═══ Dataset records
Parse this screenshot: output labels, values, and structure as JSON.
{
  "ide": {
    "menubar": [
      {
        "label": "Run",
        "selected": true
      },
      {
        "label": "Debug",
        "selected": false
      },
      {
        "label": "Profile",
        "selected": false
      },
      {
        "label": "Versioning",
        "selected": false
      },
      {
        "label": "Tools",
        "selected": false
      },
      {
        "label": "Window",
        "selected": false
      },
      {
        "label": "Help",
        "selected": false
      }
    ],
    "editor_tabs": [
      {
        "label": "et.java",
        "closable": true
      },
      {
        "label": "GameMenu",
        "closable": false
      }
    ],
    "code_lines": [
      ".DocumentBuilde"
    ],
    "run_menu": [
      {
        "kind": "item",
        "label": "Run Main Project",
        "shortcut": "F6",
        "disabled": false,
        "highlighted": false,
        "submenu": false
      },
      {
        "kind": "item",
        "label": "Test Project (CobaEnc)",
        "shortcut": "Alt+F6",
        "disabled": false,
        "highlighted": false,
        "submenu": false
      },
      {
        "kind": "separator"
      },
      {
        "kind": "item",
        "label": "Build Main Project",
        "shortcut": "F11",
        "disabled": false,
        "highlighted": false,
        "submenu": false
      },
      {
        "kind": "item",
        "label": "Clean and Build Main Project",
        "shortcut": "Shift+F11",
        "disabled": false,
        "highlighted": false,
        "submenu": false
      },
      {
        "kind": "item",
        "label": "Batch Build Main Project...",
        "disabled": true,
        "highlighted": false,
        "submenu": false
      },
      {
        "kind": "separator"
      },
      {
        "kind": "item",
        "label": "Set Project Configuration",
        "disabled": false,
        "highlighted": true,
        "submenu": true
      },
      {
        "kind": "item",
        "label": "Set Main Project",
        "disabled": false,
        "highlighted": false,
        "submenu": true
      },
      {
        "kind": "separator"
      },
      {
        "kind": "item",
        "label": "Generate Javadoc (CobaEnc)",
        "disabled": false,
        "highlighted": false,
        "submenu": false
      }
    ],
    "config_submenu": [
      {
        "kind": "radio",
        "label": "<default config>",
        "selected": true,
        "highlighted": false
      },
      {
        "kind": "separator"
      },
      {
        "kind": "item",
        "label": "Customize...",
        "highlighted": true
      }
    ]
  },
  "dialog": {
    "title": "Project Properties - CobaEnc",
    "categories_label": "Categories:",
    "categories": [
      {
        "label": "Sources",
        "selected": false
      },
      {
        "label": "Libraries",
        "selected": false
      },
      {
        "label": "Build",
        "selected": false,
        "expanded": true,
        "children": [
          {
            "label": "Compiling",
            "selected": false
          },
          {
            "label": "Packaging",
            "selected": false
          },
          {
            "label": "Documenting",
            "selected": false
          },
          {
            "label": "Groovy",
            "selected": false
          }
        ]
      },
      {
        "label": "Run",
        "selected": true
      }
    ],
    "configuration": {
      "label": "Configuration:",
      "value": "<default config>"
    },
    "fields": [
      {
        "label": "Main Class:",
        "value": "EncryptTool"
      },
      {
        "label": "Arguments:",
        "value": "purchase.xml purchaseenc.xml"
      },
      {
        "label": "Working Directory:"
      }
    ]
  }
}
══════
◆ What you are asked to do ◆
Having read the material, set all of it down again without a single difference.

◆ Solution to the problem ◆
Parse this screenshot: output labels, values, and structure as JSON.
{
  "ide": {
    "menubar": [
      {
        "label": "Run",
        "selected": true
      },
      {
        "label": "Debug",
        "selected": false
      },
      {
        "label": "Profile",
        "selected": false
      },
      {
        "label": "Versioning",
        "selected": false
      },
      {
        "label": "Tools",
        "selected": false
      },
      {
        "label": "Window",
        "selected": false
      },
      {
        "label": "Help",
        "selected": false
      }
    ],
    "editor_tabs": [
      {
        "label": "et.java",
        "closable": true
      },
      {
        "label": "GameMenu",
        "closable": false
      }
    ],
    "code_lines": [
      ".DocumentBuilde"
    ],
    "run_menu": [
      {
        "kind": "item",
        "label": "Run Main Project",
        "shortcut": "F6",
        "disabled": false,
        "highlighted": false,
        "submenu": false
      },
      {
        "kind": "item",
        "label": "Test Project (CobaEnc)",
        "shortcut": "Alt+F6",
        "disabled": false,
        "highlighted": false,
        "submenu": false
      },
      {
        "kind": "separator"
      },
      {
        "kind": "item",
        "label": "Build Main Project",
        "shortcut": "F11",
        "disabled": false,
        "highlighted": false,
        "submenu": false
      },
      {
        "kind": "item",
        "label": "Clean and Build Main Project",
        "shortcut": "Shift+F11",
        "disabled": false,
        "highlighted": false,
        "submenu": false
      },
      {
        "kind": "item",
        "label": "Batch Build Main Project...",
        "disabled": true,
        "highlighted": false,
        "submenu": false
      },
      {
        "kind": "separator"
      },
      {
        "kind": "item",
        "label": "Set Project Configuration",
        "disabled": false,
        "highlighted": true,
        "submenu": true
      },
      {
        "kind": "item",
        "label": "Set Main Project",
        "disabled": false,
        "highlighted": false,
        "submenu": true
      },
      {
        "kind": "separator"
      },
      {
        "kind": "item",
        "label": "Generate Javadoc (CobaEnc)",
        "disabled": false,
        "highlighted": false,
        "submenu": false
      }
    ],
    "config_submenu": [
      {
        "kind": "radio",
        "label": "<default config>",
        "selected": true,
        "highlighted": false
      },
      {
        "kind": "separator"
      },
      {
        "kind": "item",
        "label": "Customize...",
        "highlighted": true
      }
    ]
  },
  "dialog": {
    "title": "Project Properties - CobaEnc",
    "categories_label": "Categories:",
    "categories": [
      {
        "label": "Sources",
        "selected": false
      },
      {
        "label": "Libraries",
        "selected": false
      },
      {
        "label": "Build",
        "selected": false,
        "expanded": true,
        "children": [
          {
            "label": "Compiling",
            "selected": false
          },
          {
            "label": "Packaging",
            "selected": false
          },
          {
            "label": "Documenting",
            "selected": false
          },
          {
            "label": "Groovy",
            "selected": false
          }
        ]
      },
      {
        "label": "Run",
        "selected": true
      }
    ],
    "configuration": {
      "label": "Configuration:",
      "value": "<default config>"
    },
    "fields": [
      {
        "label": "Main Class:",
        "value": "EncryptTool"
      },
      {
        "label": "Arguments:",
        "value": "purchase.xml purchaseenc.xml"
      },
      {
        "label": "Working Directory:"
      }
    ]
  }
}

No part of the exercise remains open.